14 Sep Sumbanese Culture and Traditions, Surfing and Exploring in the Lesser Sunda Islands
After travelling around Bali we headed to the island of Sumba located in the Lesser Sunda Islands. Despite being only a 90 minute flight from Bali, Sumba is a huge contrast to the busy and hugely populated Bali.
Whilst Bali is one of the wealthiest islands in Indonesia and a popular tourist destination, Sumba is one of the poorest and more remote islands with few tourists and was the perfect destination for the boys to learn to surf, for us all to relax, explore and to learn about the local Marapu religion.
If you are looking for a destination that has low impact tourism, varying landscapes, dreamy beaches then I highly recommend including Sumba in a visit to Indonesia. Despite Sumba being twice the size of Bali it has only a fifth of the population and compared to hectic Bali, with traffic everywhere, we barely saw any traffic on Sumba during the 50 minute drive to our hotel, the newly opened Design Hotel, Cap Karoso. Located in the Kodi region in the west of Sumba Cap Karoso was our home for a week and by the time we left we felt that we had gained an extended family.
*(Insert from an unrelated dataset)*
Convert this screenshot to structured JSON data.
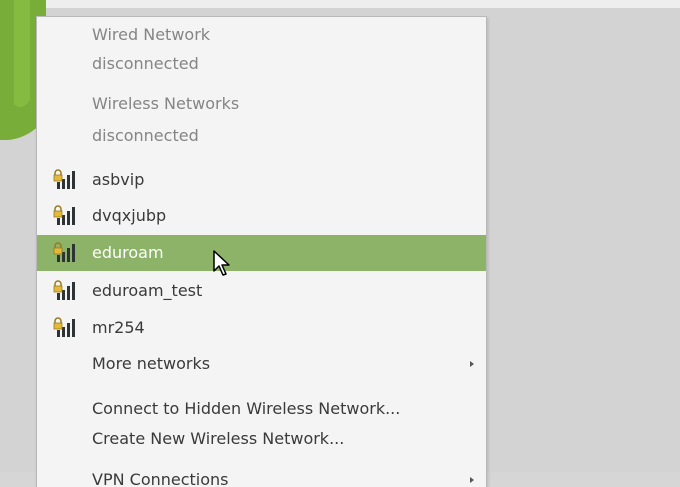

From Cap Karoso we explored by bike, by foot and by car the diverse and unspoiled landscape which ranged from tropical forests and savannas to waterfalls and dry plains. We swam in fresh a water lagoon located in an underground cave and the salt water Weekuri Lake which we could cycle to from the hotel. We visited the local village of Buku Bani which is home to the most powerful Marapu shamans of the region and engaged with the local villagers whose religion is based on a belief in ancestral spirits and the power of the natural world. A visit to Pero Konda, a small predominately Muslim fishing village, located at the mouth of the river and on a beautiful beach, was an interesting contrast to Buku Bani with it’s distinctively tall roofs and megalithic tombs.
The boys learnt to surf and surfed every day. Unlike many surfing spots, they did not have to compete with anyone else for the waves, it was just the two of them and their instructors. When the sea was calm we took out paddle boards and kayaks.
At sunset we watched the sun go down over the Indian Ocean sipping locally inspired cocktails whilst listening to chill out sounds created by the visiting DJs JOYLI. One evening we experienced riding bareback on local Sandalwood horses on Koroso beach. None of us had ridden a horse before so this was a truly unique experience for us.
Even on a remote island like Sumba you can indulge in a unique blend of a fine dining restaurant and a community table. Julang at Cap Karoso hosts visiting star chefs to create tasting menus using ingredients from the hotel’s organic farm. Whilst most of our meals were taken at the Beach Club we really enjoyed an intimate dining experience at Julang with Italian chef Maurizio Bombini.
There is so much to see and do on Sumba we didn’t have time to do everything but we left feeling completely spoilt and educated and were sad to leave. The staff at Cap Karoso made our stay, they were so kind, thoughtful, funny and attentive. Sumba is a magical place where time stands still and has left a special mark on our hearts.
Helen travelled to Sumba with her family in August 2023.